‘A new regulator was on hand, the replacement is complete, and we are in the proper configuration. However, shortly after the Primary Regulator was replaced, the pressure crept back up during retest. Suspect secondary regulator is the cause of the problem.’
At around midnight Sunday, engineers were also looking at a debonding issue with a F1D Tyvek cover. Evaluations are taking place on whether to replace the cover.
Launch weather on Tuesday remains a concern, with a 40 percent chance of being a constraint to launch, with the same probability reaching into Wednesday. By Monday morning, this had risen to 60 percent.
‘A front has stalled in Central Florida and will begin migrating north this afternoon causing a threat for showers and thunderstorms. By launch day, high pressure will be located off of the east coast of the US causing south-southeasterly flow over Central Florida, and a cold front will be moving into the Central Gulf of Mexico,’ noted official NASA information.
‘With this weather pattern, there is a threat of coastal showers, cumulus cloud development, and a low cloud ceiling at the onset of the east coast sea breeze near launch time.
‘Although meteorological models have changed the past few days on the timing of the front, they are beginning to come into agreement that the cold front that will be in the Gulf of Mexico on launch day will move through Florida on Wednesday, 24 October.’
L2 members: All documentation and quotes – from which the above article has quoted snippets – is available in full in the related L2 sections, updated live.
**STARLIGHT: NEW STS-117 MISSION REVIEW MUSIC VIDEO** – STS-118 Mission review video also available.
**ROCK YOU LIKE A HURRICANE: STS-117 MISSION REVIEW MUSIC VIDEO – AS SEEN BY THE STS-117 CREW!!** -.
(Video section is FREE, but you need to sign up as a member of the forum to enter the video section of the site.

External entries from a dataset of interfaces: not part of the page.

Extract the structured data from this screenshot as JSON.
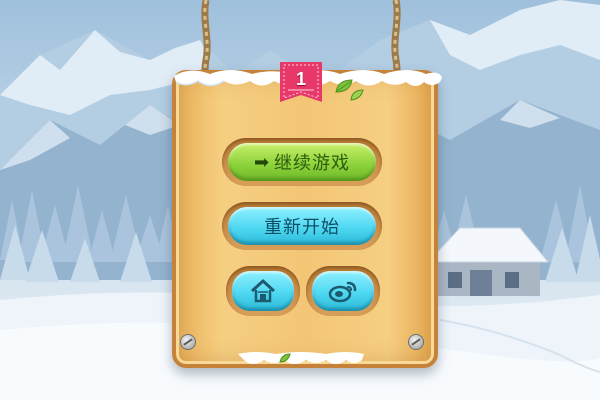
{
  "level": {
    "number": "1"
  },
  "menu": {
    "continue_label": "继续游戏",
    "restart_label": "重新开始"
  },
  "icons": {
    "continue": "arrow-right-icon",
    "home": "home-icon",
    "weibo": "weibo-icon"
  },
  "colors": {
    "green_button": "#8fd43c",
    "blue_button": "#4fd8f2",
    "board_wood": "#f3c676",
    "ribbon": "#e8386a"
  }
}
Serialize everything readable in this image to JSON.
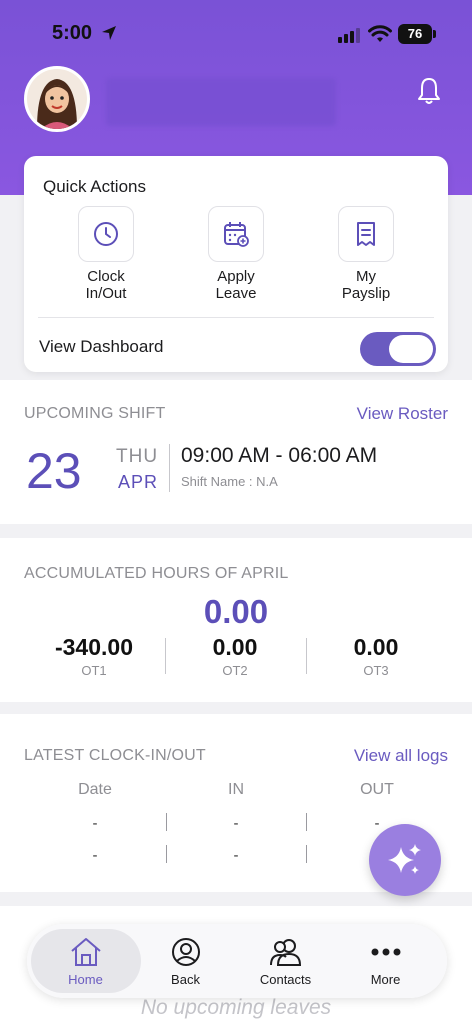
{
  "status_bar": {
    "time": "5:00",
    "battery": "76"
  },
  "quick_actions": {
    "title": "Quick Actions",
    "items": [
      {
        "label": "Clock\nIn/Out",
        "icon": "clock-icon"
      },
      {
        "label": "Apply\nLeave",
        "icon": "calendar-add-icon"
      },
      {
        "label": "My\nPayslip",
        "icon": "receipt-icon"
      }
    ],
    "view_dashboard_label": "View Dashboard",
    "view_dashboard_on": true
  },
  "upcoming_shift": {
    "title": "UPCOMING SHIFT",
    "link": "View Roster",
    "day": "23",
    "weekday": "THU",
    "month": "APR",
    "time": "09:00 AM - 06:00 AM",
    "shift_name": "Shift Name : N.A"
  },
  "accumulated": {
    "title": "ACCUMULATED HOURS OF APRIL",
    "total": "0.00",
    "columns": [
      {
        "value": "-340.00",
        "label": "OT1"
      },
      {
        "value": "0.00",
        "label": "OT2"
      },
      {
        "value": "0.00",
        "label": "OT3"
      }
    ]
  },
  "clock_logs": {
    "title": "LATEST CLOCK-IN/OUT",
    "link": "View all logs",
    "headers": [
      "Date",
      "IN",
      "OUT"
    ],
    "rows": [
      [
        "-",
        "-",
        "-"
      ],
      [
        "-",
        "-",
        "-"
      ]
    ]
  },
  "leaves": {
    "empty_text": "No upcoming leaves"
  },
  "tabbar": {
    "items": [
      {
        "label": "Home",
        "icon": "home-icon"
      },
      {
        "label": "Back",
        "icon": "user-icon"
      },
      {
        "label": "Contacts",
        "icon": "contacts-icon"
      },
      {
        "label": "More",
        "icon": "more-icon"
      }
    ]
  },
  "colors": {
    "accent": "#6a5bc0",
    "header": "#8a57e0"
  }
}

We only use your e-mail to send you your password. It will not be used for spam etc.)